The neaSNOM system allows for recording infrared spectra with a thermal source at a resolution that is 100 times better than in conventional FT-IR infrared spectroscopy.
The absorption of infrared radiation is characteristic for the chemical composition and structure of materials. Infrared spectroscopy has thus become an important tool for characterizing and identifying materials and is widely applied in different sciences and technologies including materials sciences and biomedical diagnostics. However, with conventional optical instruments, such as Fourier-transform (FTIR) infrared spectrometers, the light cannot be focused to spot sizes below several micrometers.
Infrared nanospectroscopy with a thermal source based on the neaSNOM system enables infrared spectroscopy at a resolution far below the diffraction limit. The sketch shows an atomic force microscope tip probing a sample. The tip is illuminated with the broadband infrared radiation from of a thermal source and the backscattered light is analyzed with a Fourier-transform spectrometer, yielding local infrared spectra with a spatial resolution better than 100 nm. The displayed graph shows local infrared spectra of differently processed oxides in an industrial semiconductor device.
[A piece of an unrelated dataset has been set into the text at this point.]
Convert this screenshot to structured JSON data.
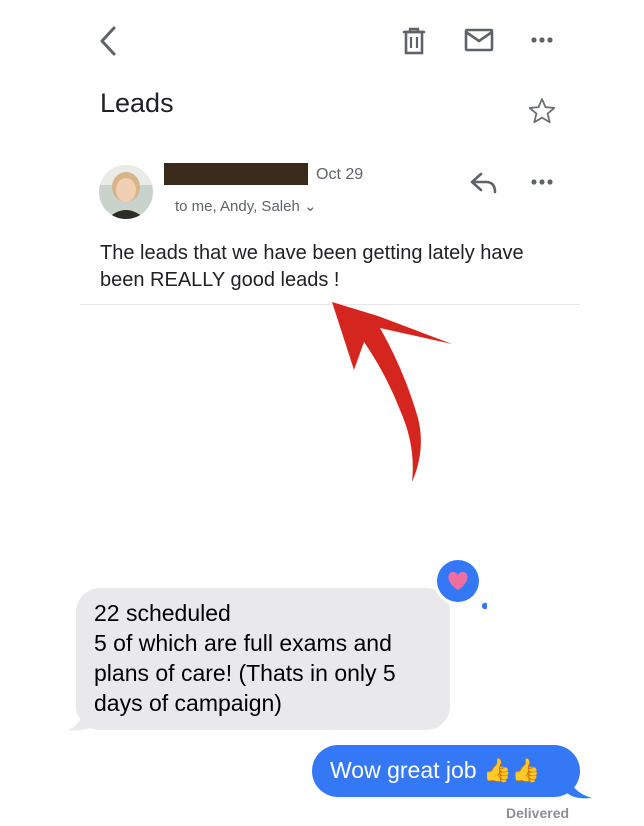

In future, the technique could be applied for analyzing the local chemical composition and structure of nanoscale materials in polymer composites, semiconductor devices, minerals or biological tissue.